- **YOUR GOAL**:
Write out every record exactly as it appears. Skip the pictures.

Dataset records:
= Beginning of Section =
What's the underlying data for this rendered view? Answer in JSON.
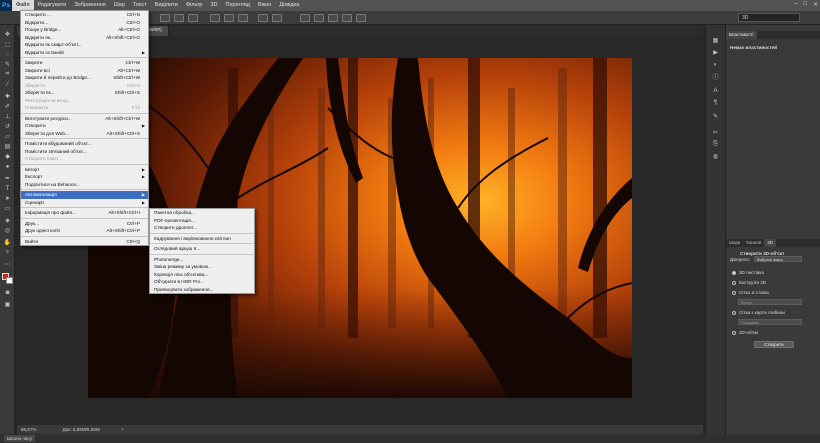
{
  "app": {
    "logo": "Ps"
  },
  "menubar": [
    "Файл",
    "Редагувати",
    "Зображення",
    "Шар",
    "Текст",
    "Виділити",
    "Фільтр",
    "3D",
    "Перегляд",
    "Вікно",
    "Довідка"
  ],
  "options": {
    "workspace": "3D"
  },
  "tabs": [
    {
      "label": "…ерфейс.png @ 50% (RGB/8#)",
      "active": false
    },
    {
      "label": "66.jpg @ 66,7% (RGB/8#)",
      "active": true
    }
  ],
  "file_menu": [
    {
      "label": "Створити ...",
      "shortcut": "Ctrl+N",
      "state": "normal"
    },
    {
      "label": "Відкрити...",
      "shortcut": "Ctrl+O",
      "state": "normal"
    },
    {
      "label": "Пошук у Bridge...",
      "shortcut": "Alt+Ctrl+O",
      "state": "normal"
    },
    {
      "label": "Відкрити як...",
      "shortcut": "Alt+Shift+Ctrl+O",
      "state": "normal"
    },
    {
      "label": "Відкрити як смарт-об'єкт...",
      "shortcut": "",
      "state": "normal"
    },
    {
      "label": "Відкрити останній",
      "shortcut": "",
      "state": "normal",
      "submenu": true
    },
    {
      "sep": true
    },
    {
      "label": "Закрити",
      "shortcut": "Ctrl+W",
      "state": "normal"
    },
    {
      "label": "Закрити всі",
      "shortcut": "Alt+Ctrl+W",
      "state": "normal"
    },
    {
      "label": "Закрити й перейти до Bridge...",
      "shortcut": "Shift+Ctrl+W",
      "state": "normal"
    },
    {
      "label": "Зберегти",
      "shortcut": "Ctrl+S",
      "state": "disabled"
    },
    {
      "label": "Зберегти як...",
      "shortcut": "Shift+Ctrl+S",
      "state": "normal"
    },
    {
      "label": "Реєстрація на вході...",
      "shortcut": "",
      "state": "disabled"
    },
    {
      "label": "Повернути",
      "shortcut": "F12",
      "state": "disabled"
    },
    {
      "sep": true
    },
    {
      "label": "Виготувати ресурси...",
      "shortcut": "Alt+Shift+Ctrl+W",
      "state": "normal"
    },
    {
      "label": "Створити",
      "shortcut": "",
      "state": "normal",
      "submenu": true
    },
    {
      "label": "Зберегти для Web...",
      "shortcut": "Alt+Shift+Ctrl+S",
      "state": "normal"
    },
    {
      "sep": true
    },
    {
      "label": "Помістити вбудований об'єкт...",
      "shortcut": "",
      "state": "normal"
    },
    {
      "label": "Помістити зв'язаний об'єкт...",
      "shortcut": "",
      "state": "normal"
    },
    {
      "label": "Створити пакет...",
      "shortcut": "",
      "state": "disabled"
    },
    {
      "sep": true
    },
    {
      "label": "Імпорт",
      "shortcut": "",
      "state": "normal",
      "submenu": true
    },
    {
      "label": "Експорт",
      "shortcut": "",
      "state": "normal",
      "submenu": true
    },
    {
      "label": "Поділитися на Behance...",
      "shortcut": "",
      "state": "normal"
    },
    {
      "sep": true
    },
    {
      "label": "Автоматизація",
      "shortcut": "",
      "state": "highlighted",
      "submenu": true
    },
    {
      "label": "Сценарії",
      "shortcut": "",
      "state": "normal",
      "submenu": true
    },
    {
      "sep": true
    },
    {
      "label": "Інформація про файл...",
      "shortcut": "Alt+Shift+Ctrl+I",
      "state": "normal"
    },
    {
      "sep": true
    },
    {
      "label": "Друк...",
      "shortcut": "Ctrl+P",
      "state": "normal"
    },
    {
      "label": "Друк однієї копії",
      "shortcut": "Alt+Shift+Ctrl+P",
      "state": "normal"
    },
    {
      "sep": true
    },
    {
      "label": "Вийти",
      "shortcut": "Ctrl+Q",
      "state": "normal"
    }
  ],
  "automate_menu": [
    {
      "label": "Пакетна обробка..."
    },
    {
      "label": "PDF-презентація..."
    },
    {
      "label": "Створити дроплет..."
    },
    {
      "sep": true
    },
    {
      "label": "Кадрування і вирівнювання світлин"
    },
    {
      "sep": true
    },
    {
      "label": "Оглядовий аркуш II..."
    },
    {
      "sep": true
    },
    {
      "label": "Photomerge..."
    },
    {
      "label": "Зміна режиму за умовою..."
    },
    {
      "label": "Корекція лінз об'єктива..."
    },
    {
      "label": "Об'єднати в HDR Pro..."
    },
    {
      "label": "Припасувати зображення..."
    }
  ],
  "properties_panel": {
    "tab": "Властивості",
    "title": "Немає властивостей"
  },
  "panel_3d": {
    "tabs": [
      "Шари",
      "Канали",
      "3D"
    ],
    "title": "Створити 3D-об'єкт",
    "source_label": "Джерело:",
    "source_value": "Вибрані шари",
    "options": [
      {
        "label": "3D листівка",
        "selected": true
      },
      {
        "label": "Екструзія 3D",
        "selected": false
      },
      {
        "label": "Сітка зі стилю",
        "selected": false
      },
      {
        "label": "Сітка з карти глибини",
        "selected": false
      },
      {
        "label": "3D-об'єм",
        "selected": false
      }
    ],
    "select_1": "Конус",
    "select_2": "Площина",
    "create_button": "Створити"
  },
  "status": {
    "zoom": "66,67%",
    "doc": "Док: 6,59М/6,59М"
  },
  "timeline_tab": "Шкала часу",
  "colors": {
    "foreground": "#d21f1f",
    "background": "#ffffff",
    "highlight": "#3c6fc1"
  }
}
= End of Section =
- **EXPECTED ANSWER**:
What's the underlying data for this rendered view? Answer in JSON.
{
  "app": {
    "logo": "Ps"
  },
  "menubar": [
    "Файл",
    "Редагувати",
    "Зображення",
    "Шар",
    "Текст",
    "Виділити",
    "Фільтр",
    "3D",
    "Перегляд",
    "Вікно",
    "Довідка"
  ],
  "options": {
    "workspace": "3D"
  },
  "tabs": [
    {
      "label": "…ерфейс.png @ 50% (RGB/8#)",
      "active": false
    },
    {
      "label": "66.jpg @ 66,7% (RGB/8#)",
      "active": true
    }
  ],
  "file_menu": [
    {
      "label": "Створити ...",
      "shortcut": "Ctrl+N",
      "state": "normal"
    },
    {
      "label": "Відкрити...",
      "shortcut": "Ctrl+O",
      "state": "normal"
    },
    {
      "label": "Пошук у Bridge...",
      "shortcut": "Alt+Ctrl+O",
      "state": "normal"
    },
    {
      "label": "Відкрити як...",
      "shortcut": "Alt+Shift+Ctrl+O",
      "state": "normal"
    },
    {
      "label": "Відкрити як смарт-об'єкт...",
      "shortcut": "",
      "state": "normal"
    },
    {
      "label": "Відкрити останній",
      "shortcut": "",
      "state": "normal",
      "submenu": true
    },
    {
      "sep": true
    },
    {
      "label": "Закрити",
      "shortcut": "Ctrl+W",
      "state": "normal"
    },
    {
      "label": "Закрити всі",
      "shortcut": "Alt+Ctrl+W",
      "state": "normal"
    },
    {
      "label": "Закрити й перейти до Bridge...",
      "shortcut": "Shift+Ctrl+W",
      "state": "normal"
    },
    {
      "label": "Зберегти",
      "shortcut": "Ctrl+S",
      "state": "disabled"
    },
    {
      "label": "Зберегти як...",
      "shortcut": "Shift+Ctrl+S",
      "state": "normal"
    },
    {
      "label": "Реєстрація на вході...",
      "shortcut": "",
      "state": "disabled"
    },
    {
      "label": "Повернути",
      "shortcut": "F12",
      "state": "disabled"
    },
    {
      "sep": true
    },
    {
      "label": "Виготувати ресурси...",
      "shortcut": "Alt+Shift+Ctrl+W",
      "state": "normal"
    },
    {
      "label": "Створити",
      "shortcut": "",
      "state": "normal",
      "submenu": true
    },
    {
      "label": "Зберегти для Web...",
      "shortcut": "Alt+Shift+Ctrl+S",
      "state": "normal"
    },
    {
      "sep": true
    },
    {
      "label": "Помістити вбудований об'єкт...",
      "shortcut": "",
      "state": "normal"
    },
    {
      "label": "Помістити зв'язаний об'єкт...",
      "shortcut": "",
      "state": "normal"
    },
    {
      "label": "Створити пакет...",
      "shortcut": "",
      "state": "disabled"
    },
    {
      "sep": true
    },
    {
      "label": "Імпорт",
      "shortcut": "",
      "state": "normal",
      "submenu": true
    },
    {
      "label": "Експорт",
      "shortcut": "",
      "state": "normal",
      "submenu": true
    },
    {
      "label": "Поділитися на Behance...",
      "shortcut": "",
      "state": "normal"
    },
    {
      "sep": true
    },
    {
      "label": "Автоматизація",
      "shortcut": "",
      "state": "highlighted",
      "submenu": true
    },
    {
      "label": "Сценарії",
      "shortcut": "",
      "state": "normal",
      "submenu": true
    },
    {
      "sep": true
    },
    {
      "label": "Інформація про файл...",
      "shortcut": "Alt+Shift+Ctrl+I",
      "state": "normal"
    },
    {
      "sep": true
    },
    {
      "label": "Друк...",
      "shortcut": "Ctrl+P",
      "state": "normal"
    },
    {
      "label": "Друк однієї копії",
      "shortcut": "Alt+Shift+Ctrl+P",
      "state": "normal"
    },
    {
      "sep": true
    },
    {
      "label": "Вийти",
      "shortcut": "Ctrl+Q",
      "state": "normal"
    }
  ],
  "automate_menu": [
    {
      "label": "Пакетна обробка..."
    },
    {
      "label": "PDF-презентація..."
    },
    {
      "label": "Створити дроплет..."
    },
    {
      "sep": true
    },
    {
      "label": "Кадрування і вирівнювання світлин"
    },
    {
      "sep": true
    },
    {
      "label": "Оглядовий аркуш II..."
    },
    {
      "sep": true
    },
    {
      "label": "Photomerge..."
    },
    {
      "label": "Зміна режиму за умовою..."
    },
    {
      "label": "Корекція лінз об'єктива..."
    },
    {
      "label": "Об'єднати в HDR Pro..."
    },
    {
      "label": "Припасувати зображення..."
    }
  ],
  "properties_panel": {
    "tab": "Властивості",
    "title": "Немає властивостей"
  },
  "panel_3d": {
    "tabs": [
      "Шари",
      "Канали",
      "3D"
    ],
    "title": "Створити 3D-об'єкт",
    "source_label": "Джерело:",
    "source_value": "Вибрані шари",
    "options": [
      {
        "label": "3D листівка",
        "selected": true
      },
      {
        "label": "Екструзія 3D",
        "selected": false
      },
      {
        "label": "Сітка зі стилю",
        "selected": false
      },
      {
        "label": "Сітка з карти глибини",
        "selected": false
      },
      {
        "label": "3D-об'єм",
        "selected": false
      }
    ],
    "select_1": "Конус",
    "select_2": "Площина",
    "create_button": "Створити"
  },
  "status": {
    "zoom": "66,67%",
    "doc": "Док: 6,59М/6,59М"
  },
  "timeline_tab": "Шкала часу",
  "colors": {
    "foreground": "#d21f1f",
    "background": "#ffffff",
    "highlight": "#3c6fc1"
  }
}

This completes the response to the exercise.